A challenge of a generation

Aside from climate change one of the most daunting trends facing us in the Western world is the thought that for the first time in generations, there is every chance that our kids are NOT going to be better off than we were compared to our parents and the generations before that.

In the US, which has always been the land of hope, dreams and opportunity, this has long tilted, and it is happening in Europe too (article in Danish) with the Mediterranean countries ‘leading’ the pack; growing economic wealth and prosperity as a function of time is by no means a given anymore.

As if that is not bad enough in itself, we’re at the same time filling our kids and youth with the exact opposite story: Everything is available for you, you choose, and your choices are (almost) free – except the luxury items and experiences you can also get and which you can get due to costs saved in other places and the access to cheap capital.
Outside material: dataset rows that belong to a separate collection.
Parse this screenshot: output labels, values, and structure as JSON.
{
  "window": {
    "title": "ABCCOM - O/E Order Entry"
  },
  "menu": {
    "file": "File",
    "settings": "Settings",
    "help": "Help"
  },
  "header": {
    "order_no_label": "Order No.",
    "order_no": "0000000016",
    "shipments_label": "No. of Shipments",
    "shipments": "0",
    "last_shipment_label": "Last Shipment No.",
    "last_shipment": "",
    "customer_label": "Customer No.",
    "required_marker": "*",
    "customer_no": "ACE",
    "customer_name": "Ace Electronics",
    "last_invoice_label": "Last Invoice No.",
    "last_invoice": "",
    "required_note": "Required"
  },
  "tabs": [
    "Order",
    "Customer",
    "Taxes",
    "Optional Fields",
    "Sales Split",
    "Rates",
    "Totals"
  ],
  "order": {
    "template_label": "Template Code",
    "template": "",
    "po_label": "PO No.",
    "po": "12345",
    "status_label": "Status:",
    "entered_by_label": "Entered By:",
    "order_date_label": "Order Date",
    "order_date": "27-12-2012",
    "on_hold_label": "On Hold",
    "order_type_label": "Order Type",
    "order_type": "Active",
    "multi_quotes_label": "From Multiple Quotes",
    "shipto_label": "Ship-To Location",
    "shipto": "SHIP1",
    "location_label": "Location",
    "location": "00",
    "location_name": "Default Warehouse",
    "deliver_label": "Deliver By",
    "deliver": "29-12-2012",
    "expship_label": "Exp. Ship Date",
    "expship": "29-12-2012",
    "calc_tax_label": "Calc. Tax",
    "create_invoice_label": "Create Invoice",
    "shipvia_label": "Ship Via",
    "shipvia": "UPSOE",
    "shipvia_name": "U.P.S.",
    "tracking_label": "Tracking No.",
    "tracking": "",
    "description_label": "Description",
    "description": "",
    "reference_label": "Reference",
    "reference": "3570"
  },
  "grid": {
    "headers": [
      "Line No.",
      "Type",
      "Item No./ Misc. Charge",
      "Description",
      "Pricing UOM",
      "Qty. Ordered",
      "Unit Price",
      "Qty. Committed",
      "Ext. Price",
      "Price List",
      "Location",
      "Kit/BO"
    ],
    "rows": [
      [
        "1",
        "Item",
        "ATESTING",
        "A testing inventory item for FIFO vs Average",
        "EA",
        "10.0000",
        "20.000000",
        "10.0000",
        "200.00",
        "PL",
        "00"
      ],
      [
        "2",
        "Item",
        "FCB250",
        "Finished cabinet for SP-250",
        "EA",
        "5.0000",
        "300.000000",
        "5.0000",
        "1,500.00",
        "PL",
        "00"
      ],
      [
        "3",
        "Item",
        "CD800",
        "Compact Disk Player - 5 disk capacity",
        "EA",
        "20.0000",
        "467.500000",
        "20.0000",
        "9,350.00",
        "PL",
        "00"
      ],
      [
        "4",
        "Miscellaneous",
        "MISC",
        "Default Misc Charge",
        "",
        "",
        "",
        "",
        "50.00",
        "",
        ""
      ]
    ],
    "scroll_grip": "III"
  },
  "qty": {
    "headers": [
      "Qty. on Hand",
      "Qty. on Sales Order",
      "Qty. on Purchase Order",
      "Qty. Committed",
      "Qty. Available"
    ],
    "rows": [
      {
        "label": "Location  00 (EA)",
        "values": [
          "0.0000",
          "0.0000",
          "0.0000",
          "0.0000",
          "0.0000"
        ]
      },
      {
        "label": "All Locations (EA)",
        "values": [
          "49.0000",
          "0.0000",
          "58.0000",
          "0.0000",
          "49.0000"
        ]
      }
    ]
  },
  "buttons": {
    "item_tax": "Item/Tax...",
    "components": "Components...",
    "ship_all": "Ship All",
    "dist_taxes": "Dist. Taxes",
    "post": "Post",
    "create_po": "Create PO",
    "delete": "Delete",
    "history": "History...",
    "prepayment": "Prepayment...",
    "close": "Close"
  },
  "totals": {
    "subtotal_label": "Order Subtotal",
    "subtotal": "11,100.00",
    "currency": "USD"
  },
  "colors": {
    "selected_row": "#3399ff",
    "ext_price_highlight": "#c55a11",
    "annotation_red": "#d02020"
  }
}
So in reality you could argue that our youth is living a lie, we helped them create, and that one day they will wake up to a staggering bill. When that happens, and consequences need to be reaped, there is no telling what will happen.

Now, this is not a doom’n’gloom piece even though I admit it looks like one. It is – as most of my other writings – a piece about opportunity for creative visionaries to take stock of the problem, go back and figure out how we’re going to solve one of the biggest generational challenges, we have probably ever faced.

I will admit I don’t have the answers. If I did I would probably be busy trying to set the right things in motion. But what I do know is that the opportunity is there for people with products and services that look to galvanize our youth and limit the future impact of the trajectory we’re seeing.

It could be in terms of new kinds of savings products. It could be about education ensuring an ability to ride the development and be presented with new opportunities. It could be about simple living and making that into ‘cool’ living. The list of opportunities are endless.

And there will be a huge need and market for it, once reality hits. An excellent way for the right people to combine a very strong purpose with a once-in-a-lifetime business opportunity.

(Photo by Priscilla Du Preez on Unsplash)

Life, death and memories

Today is the birthday of my youngest daughter.

It is also the anniversary of my mother-in-laws passing.

And co-incidentally it is also the date where my beloved Blackburn Rovers back in the day signed one of its greatest players ever and my personal favorite, Matt Jansen.

Why mention all this?

Because sometimes when someone or something dies, it’s an opportunity to also celebrate the birth of something new.

Furthermore it’s also an opportunity down the line to pick out the memories that stand out and decide for yourself:

Do you want to remember the things that were sources of happiness, joy and love or the ones that were sources of sadness and pain?

The choice should be fairly obvious. It is to me.

(Photo: Pixabay.com)

Ego eats impact

You either love life or you are afraid to die.

That’s how a Danish politician tried to frame the peoples response to Covid-19 on Twitter yesterday.

Naturally, it is both a false, primitive and superficial way of putting it.

I could just as well say that there are those that are full of themselves and only care about what’s good for themselves – and then there are those who think about others and want to look after each other. And I would be equally right. Or not.

It got me thinking though. About what kind of personality it takes to build and grow something for the benefit of others; a startup that can truly get to a point where it delivers the maximum impact.

Can someone obsessed with ego do that? You could argue, yes. History is full of them: Steve Jobs of course comes to mind. Maybe our own Jesper Buch too. But are they the norm, or are they truly outliers?

I ask because I don’t know. But I am both fascinated and curious about it.

My logic would assume that in order to truly due something for others and have the opportunity to create real impact, you need to be able to put your own needs and wants to the back of the cue.

Exceed for the need to do something good for others, of course. Call it having a vision, if you will.

I see a lot of talented people in the startup community struggle and (sometimes) fail, because they are more obsessed with living the startup ‘dream’ than they are with putting the needs of others – their customers – first.

It remains a recurring theme and one of the primary reasons why so many startups end up failing.

And it is just a crying shame, if your ego and inability to serve others before yourself end up being the thing that kills you.

(Photo: Pixabay.com)